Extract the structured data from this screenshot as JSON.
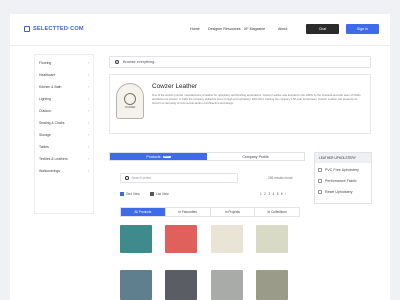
{
  "header": {
    "logo": "SELECTTED·COM",
    "nav": [
      "Home",
      "Designer Resources",
      "XF Magazine",
      "About"
    ],
    "chat_label": "Chat",
    "signin_label": "Sign In"
  },
  "sidebar": {
    "items": [
      "Flooring",
      "Healthcare",
      "Kitchen & Bath",
      "Lighting",
      "Outdoor",
      "Seating & Chairs",
      "Storage",
      "Tables",
      "Textiles & Leathers",
      "Wallcoverings"
    ]
  },
  "search": {
    "placeholder": "Browse everything..."
  },
  "profile": {
    "company_name": "Cowzer Leather",
    "logo_text": "COWZER",
    "description": "One of the world's premier manufacturers of leather for upholstery and finishing applications. Cowzer Leather was founded in the 1960s by the husband-and-wife team of Pablo and Rebecca Cowzer. In 1991 the company shifted its focus to high-end upholstery. With 2011 marking the company's 50-year anniversary, Cowzer Leather can presently be found in a vast array of commercial works of architecture and design."
  },
  "tabs": {
    "products_label": "Products",
    "products_badge": "NEW",
    "profile_label": "Company Profile"
  },
  "products": {
    "search_placeholder": "Search series",
    "results": "255 results found",
    "grid_view": "Grid View",
    "list_view": "List View",
    "pages": [
      "1",
      "2",
      "3",
      "4",
      "5",
      "6",
      "›"
    ],
    "filters": [
      "All Products",
      "In Favourites",
      "In Projects",
      "In Collections"
    ],
    "swatch_colors": [
      "#3f8a8a",
      "#e0615b",
      "#e9e4d6",
      "#d9dac5",
      "#5f7f8f",
      "#5a5d63",
      "#a9aba8",
      "#9b9b8a"
    ]
  },
  "leather_filter": {
    "title": "LEATHER UPHOLSTERY",
    "options": [
      "PVC Free Upholstery",
      "Performance Fabric",
      "Reset Upholstery"
    ]
  },
  "colors": {
    "accent": "#3d6bea",
    "dark": "#2b2b2b"
  }
}
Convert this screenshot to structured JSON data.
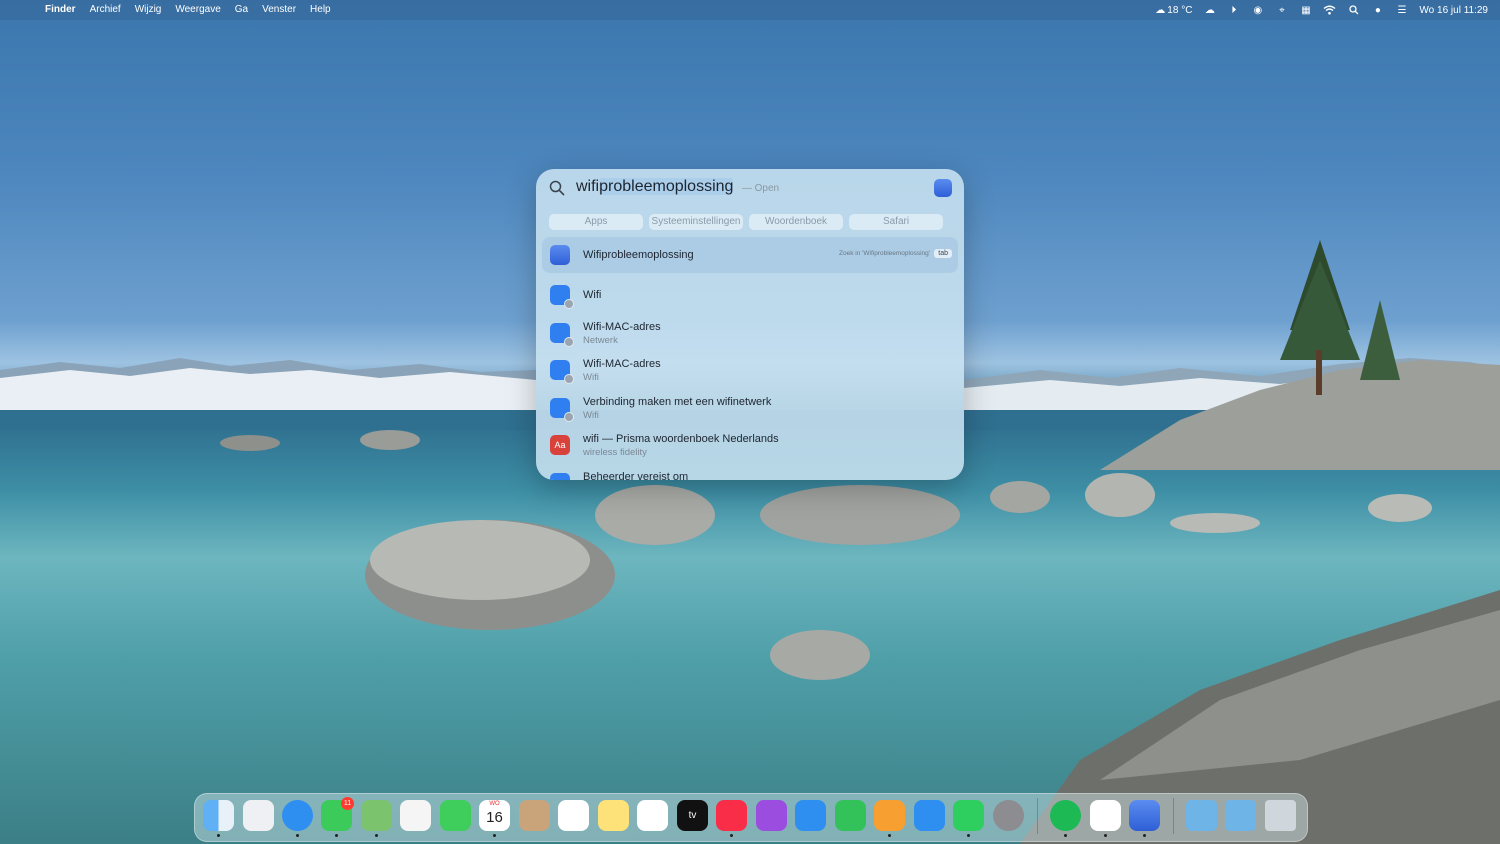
{
  "menubar": {
    "apple_glyph": "",
    "app_name": "Finder",
    "menus": [
      "Archief",
      "Wijzig",
      "Weergave",
      "Ga",
      "Venster",
      "Help"
    ],
    "weather": "18 °C",
    "datetime": "Wo 16 jul  11:29"
  },
  "spotlight": {
    "query_typed": "wifi",
    "query_completion": "probleemoplossing",
    "query_hint": "— Open",
    "tabs": [
      "Apps",
      "Systeeminstellingen",
      "Woordenboek",
      "Safari"
    ],
    "top_hit": {
      "title": "Wifiprobleemoplossing",
      "hint": "Zoek in 'Wifiprobleemoplossing'",
      "key": "tab"
    },
    "results": [
      {
        "title": "Wifi",
        "subtitle": ""
      },
      {
        "title": "Wifi-MAC-adres",
        "subtitle": "Netwerk"
      },
      {
        "title": "Wifi-MAC-adres",
        "subtitle": "Wifi"
      },
      {
        "title": "Verbinding maken met een wifinetwerk",
        "subtitle": "Wifi"
      },
      {
        "title": "wifi — Prisma woordenboek Nederlands",
        "subtitle": "wireless fidelity"
      },
      {
        "title": "Beheerder vereist om",
        "subtitle": ""
      }
    ],
    "dictionary_icon_text": "Aa"
  },
  "dock": {
    "apps": [
      "Finder",
      "Launchpad",
      "Safari",
      "Berichten",
      "Kaarten",
      "Foto's",
      "FaceTime",
      "Agenda",
      "Contacten",
      "Herinneringen",
      "Notities",
      "Freeform",
      "TV",
      "Muziek",
      "Podcasts",
      "Keynote",
      "Numbers",
      "Pages",
      "App Store",
      "WhatsApp",
      "Systeeminstellingen",
      "Spotify",
      "Slack",
      "Wifiprobleemoplossing",
      "Downloads",
      "Programma's",
      "Prullenmand"
    ],
    "messages_badge": "11",
    "calendar_day": "16",
    "calendar_month": "WO",
    "tv_label": "tv"
  },
  "colors": {
    "spotlight_bg": "#c8e1f0",
    "accent_blue": "#2f6fe0",
    "badge_red": "#ff3b30"
  }
}
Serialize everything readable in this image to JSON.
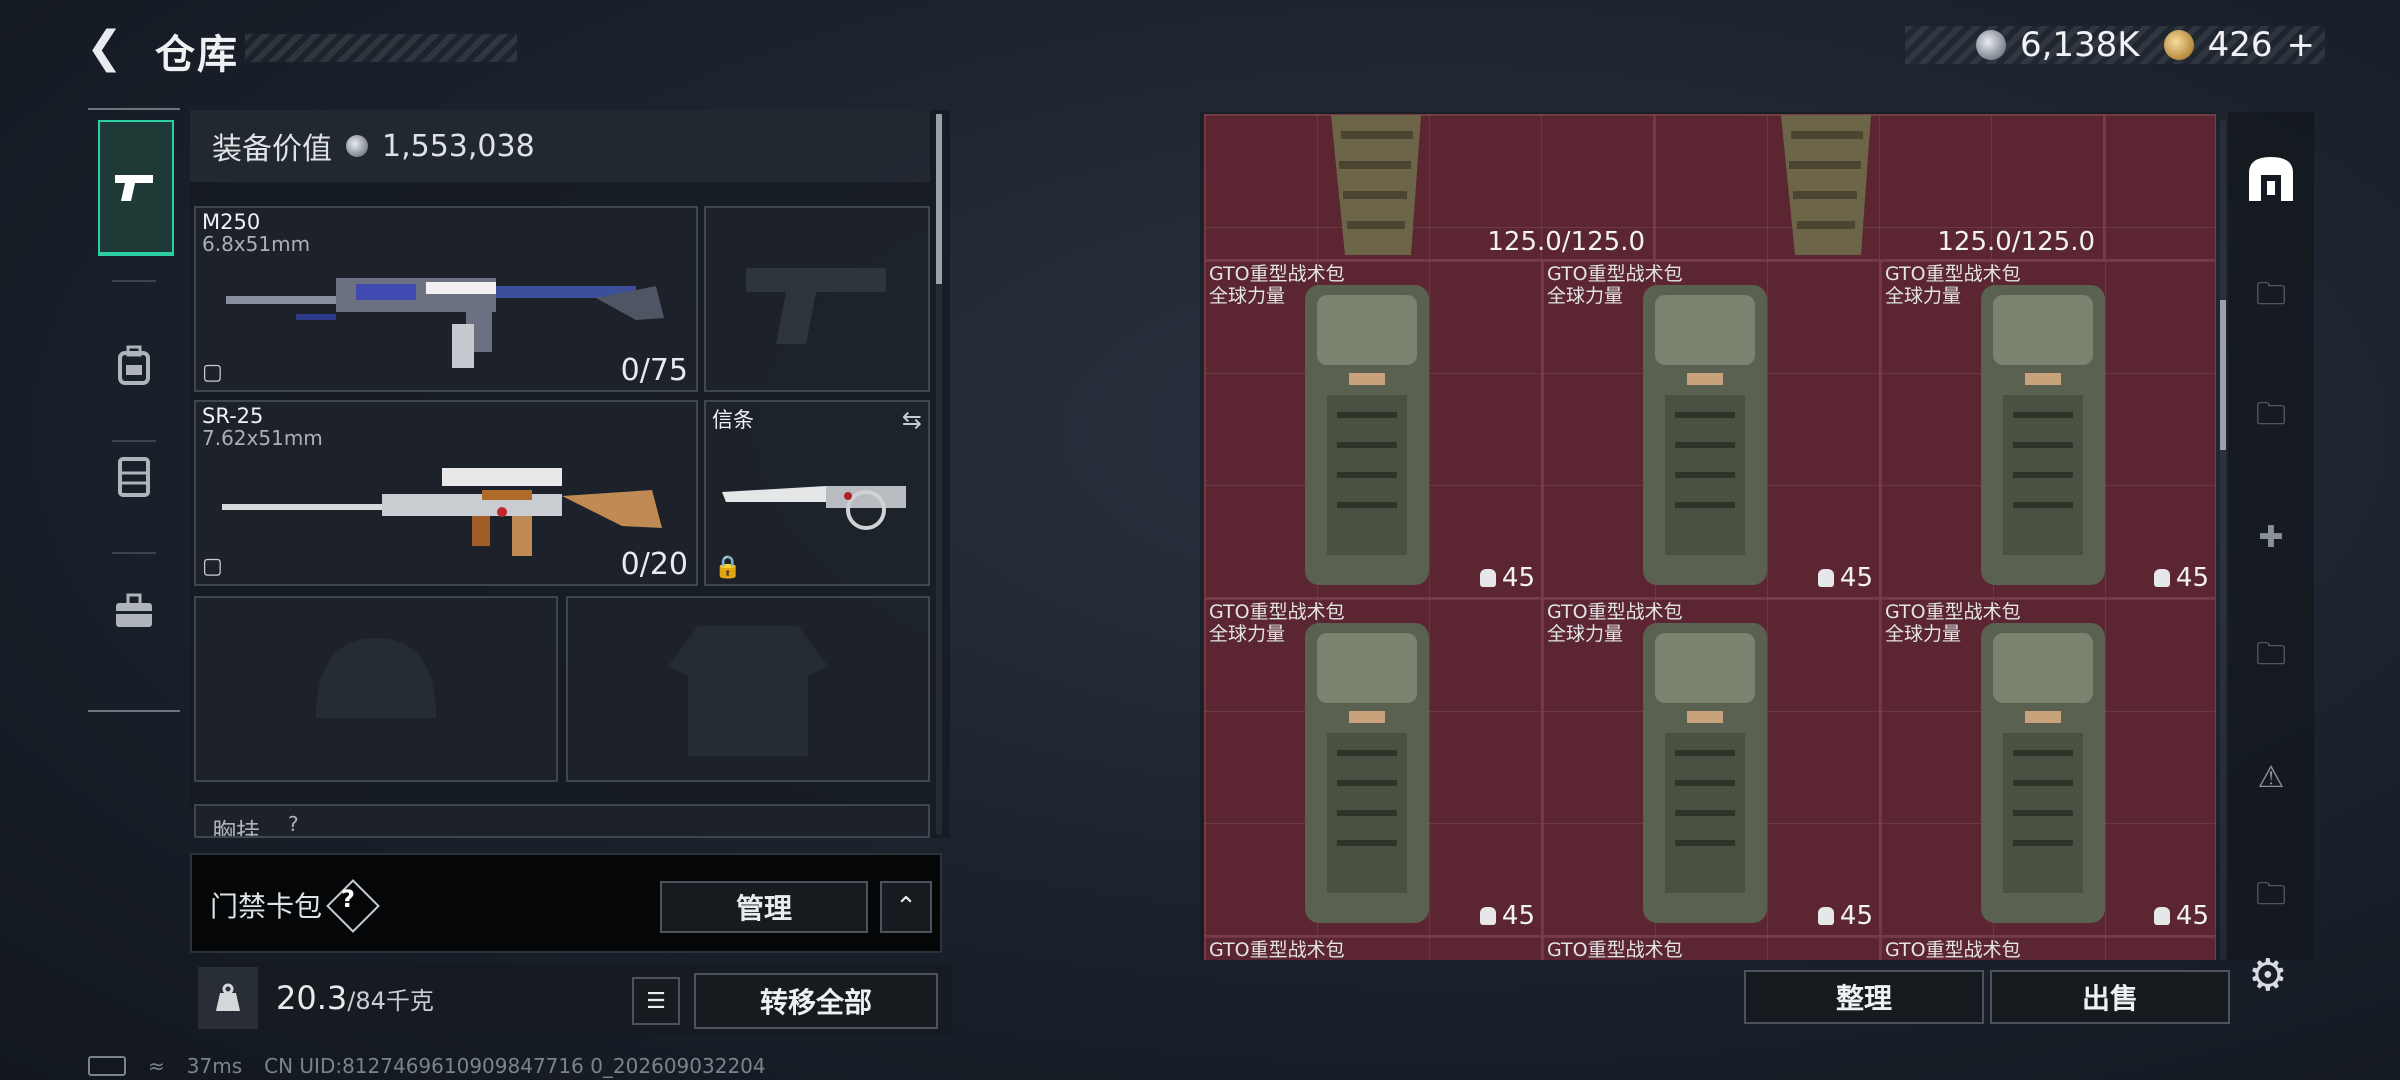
{
  "header": {
    "title": "仓库",
    "silver": "6,138K",
    "gold": "426",
    "gold_plus": "+"
  },
  "left_nav": {
    "items": [
      "pistol-icon",
      "backpack-icon",
      "vest-icon",
      "toolbox-icon"
    ],
    "active": 0
  },
  "equipment": {
    "value_label": "装备价值",
    "value": "1,553,038",
    "primary": {
      "name": "M250",
      "caliber": "6.8x51mm",
      "ammo": "0/75"
    },
    "secondary": {
      "name": "SR-25",
      "caliber": "7.62x51mm",
      "ammo": "0/20"
    },
    "melee": {
      "name": "信条"
    },
    "chest_label": "胸挂",
    "chest_help": "?"
  },
  "keybag": {
    "label": "门禁卡包",
    "help": "?",
    "manage": "管理"
  },
  "weight": {
    "current": "20.3",
    "max": "/84千克"
  },
  "transfer_all": "转移全部",
  "status": {
    "ping": "37ms",
    "uid": "CN UID:8127469610909847716 0_202609032204"
  },
  "storage": {
    "top_durability": [
      "125.0/125.0",
      "125.0/125.0"
    ],
    "items": [
      {
        "name": "GTO重型战术包",
        "sub": "全球力量",
        "capacity": "45"
      },
      {
        "name": "GTO重型战术包",
        "sub": "全球力量",
        "capacity": "45"
      },
      {
        "name": "GTO重型战术包",
        "sub": "全球力量",
        "capacity": "45"
      },
      {
        "name": "GTO重型战术包",
        "sub": "全球力量",
        "capacity": "45"
      },
      {
        "name": "GTO重型战术包",
        "sub": "全球力量",
        "capacity": "45"
      },
      {
        "name": "GTO重型战术包",
        "sub": "全球力量",
        "capacity": "45"
      }
    ],
    "peek_items": [
      "GTO重型战术包",
      "GTO重型战术包",
      "GTO重型战术包"
    ]
  },
  "buttons": {
    "sort": "整理",
    "sell": "出售"
  },
  "colors": {
    "accent": "#2ad0a4",
    "cell": "#5b2531"
  }
}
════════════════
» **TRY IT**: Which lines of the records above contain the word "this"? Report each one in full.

» **EXERCISE RESULT**:
Extract the structured data from this screenshot as JSON.
Convert this screenshot to structured JSON data.
Serialize everything readable in this image to JSON.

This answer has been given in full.